Why an octagon?

A self-styled architect and builder of the day, Orson Fowler, wrote a book in 1853 called "A Home for All," in which he theorized on solar energy and argued that a house should be heated through many windows in walls that always receive the rays of the sun. Further, he said, a house can be easily cooled by allowing the heated air to escape near the roof as the fresh breeze sweeps into the house through the windows.

The book launched an octagonal craze, even though a few eight-sided buildings had been built many years before. Many people began to build homes, barns, churches and schools according to the suggestions of Orson Fowler.

The fad lasted less than 10 years; the money panic of 1857 brought a halt to numerous builders' dreams and resources. Some octagons continued to be built, however. The structures that still are standing today can, for the most part, be considered relics of that time.

In 1973, Folwer's book was republished by Dover Publications Inc. of New York.

Ohio alone has 20 octagon buildings, five of them in Ashtabula County, in northeast corner of the state.

Conneaut, Ohio, a city of 15,000, boasts of two such houses, plus an octagonal barn. The Cummins Cannery built the first octagon in 1863, 10 years after the Fowler book, and the building had many owners over the years. At one time it housed a bicycle repair business, and another time it was a two-family dwelling.

In 1955, Mr. and Mrs. Carmen Zeppettella bought the big house and began to modernize the interior. The result is a 15-room house designed for contemporary living even while retaining the flavor of its historic past.

A third generation of the W.C. Kaiser family still occupies a 10-room, red-brick octagon in Conneaut that was built in 1860.

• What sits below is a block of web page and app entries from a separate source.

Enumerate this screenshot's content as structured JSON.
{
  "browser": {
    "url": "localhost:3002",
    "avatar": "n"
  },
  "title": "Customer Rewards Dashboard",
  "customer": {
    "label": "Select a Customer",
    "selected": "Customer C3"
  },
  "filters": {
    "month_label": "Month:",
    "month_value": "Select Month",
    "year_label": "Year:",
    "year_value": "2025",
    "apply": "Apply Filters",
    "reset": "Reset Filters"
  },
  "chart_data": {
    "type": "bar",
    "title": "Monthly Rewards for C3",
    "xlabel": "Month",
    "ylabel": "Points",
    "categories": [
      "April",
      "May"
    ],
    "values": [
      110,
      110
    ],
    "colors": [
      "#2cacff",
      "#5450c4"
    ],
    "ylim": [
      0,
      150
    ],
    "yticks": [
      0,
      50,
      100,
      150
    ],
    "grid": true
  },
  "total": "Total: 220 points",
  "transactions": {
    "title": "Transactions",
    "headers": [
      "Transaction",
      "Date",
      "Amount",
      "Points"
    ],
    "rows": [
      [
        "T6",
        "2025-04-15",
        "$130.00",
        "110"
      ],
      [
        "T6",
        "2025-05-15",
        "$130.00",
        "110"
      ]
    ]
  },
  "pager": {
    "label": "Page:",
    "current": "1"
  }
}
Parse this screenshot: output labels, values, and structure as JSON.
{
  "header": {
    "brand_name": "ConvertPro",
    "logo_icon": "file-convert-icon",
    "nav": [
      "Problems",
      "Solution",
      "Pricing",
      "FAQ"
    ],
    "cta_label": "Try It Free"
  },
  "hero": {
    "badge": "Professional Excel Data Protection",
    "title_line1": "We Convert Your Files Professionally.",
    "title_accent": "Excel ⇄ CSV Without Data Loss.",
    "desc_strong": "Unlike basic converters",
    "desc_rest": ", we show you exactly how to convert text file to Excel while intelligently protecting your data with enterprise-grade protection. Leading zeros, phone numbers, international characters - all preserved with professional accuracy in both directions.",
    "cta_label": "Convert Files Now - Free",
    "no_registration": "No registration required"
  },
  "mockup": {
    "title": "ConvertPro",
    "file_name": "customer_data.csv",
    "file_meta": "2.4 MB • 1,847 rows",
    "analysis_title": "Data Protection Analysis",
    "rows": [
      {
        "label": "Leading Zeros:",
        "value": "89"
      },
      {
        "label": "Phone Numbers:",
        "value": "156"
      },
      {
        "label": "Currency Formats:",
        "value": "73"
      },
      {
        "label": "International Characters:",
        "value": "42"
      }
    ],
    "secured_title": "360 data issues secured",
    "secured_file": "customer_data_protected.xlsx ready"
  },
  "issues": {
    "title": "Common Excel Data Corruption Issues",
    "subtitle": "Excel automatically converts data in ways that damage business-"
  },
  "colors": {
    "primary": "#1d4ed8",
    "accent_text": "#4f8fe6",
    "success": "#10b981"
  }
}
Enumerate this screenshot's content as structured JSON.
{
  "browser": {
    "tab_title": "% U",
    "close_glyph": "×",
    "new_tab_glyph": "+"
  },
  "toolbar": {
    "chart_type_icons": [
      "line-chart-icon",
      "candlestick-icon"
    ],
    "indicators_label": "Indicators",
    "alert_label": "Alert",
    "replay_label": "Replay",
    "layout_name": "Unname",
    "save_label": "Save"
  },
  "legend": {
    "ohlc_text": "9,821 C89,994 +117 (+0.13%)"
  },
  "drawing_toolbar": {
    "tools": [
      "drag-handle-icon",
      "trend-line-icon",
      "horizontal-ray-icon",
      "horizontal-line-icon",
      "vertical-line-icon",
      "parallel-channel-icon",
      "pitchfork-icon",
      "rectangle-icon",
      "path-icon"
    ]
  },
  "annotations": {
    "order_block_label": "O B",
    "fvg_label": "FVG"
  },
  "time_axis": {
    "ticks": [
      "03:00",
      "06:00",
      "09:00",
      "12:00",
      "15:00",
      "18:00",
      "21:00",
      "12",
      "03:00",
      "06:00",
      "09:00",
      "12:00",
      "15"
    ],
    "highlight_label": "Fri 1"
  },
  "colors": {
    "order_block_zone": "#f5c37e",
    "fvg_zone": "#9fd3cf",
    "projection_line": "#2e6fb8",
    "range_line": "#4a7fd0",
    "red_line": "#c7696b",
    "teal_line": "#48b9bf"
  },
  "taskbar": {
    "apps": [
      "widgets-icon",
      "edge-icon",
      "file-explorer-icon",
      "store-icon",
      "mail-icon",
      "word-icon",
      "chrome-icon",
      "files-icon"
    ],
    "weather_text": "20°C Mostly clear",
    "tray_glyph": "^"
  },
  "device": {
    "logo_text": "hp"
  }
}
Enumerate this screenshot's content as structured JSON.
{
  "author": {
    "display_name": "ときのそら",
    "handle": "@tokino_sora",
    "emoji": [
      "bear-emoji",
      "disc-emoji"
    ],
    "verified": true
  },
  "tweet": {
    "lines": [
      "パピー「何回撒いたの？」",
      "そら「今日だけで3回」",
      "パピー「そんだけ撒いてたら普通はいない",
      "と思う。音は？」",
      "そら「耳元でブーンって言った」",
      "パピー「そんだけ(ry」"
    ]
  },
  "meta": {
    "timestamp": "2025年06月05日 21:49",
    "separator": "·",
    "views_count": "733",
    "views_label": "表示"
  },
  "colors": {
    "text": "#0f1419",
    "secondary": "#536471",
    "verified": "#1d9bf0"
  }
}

The octagon barns were built on the Lue B. Turner farm in Conneaut in the 1870s, While only one remains today, it is a splendid example of the barns of yesteryear.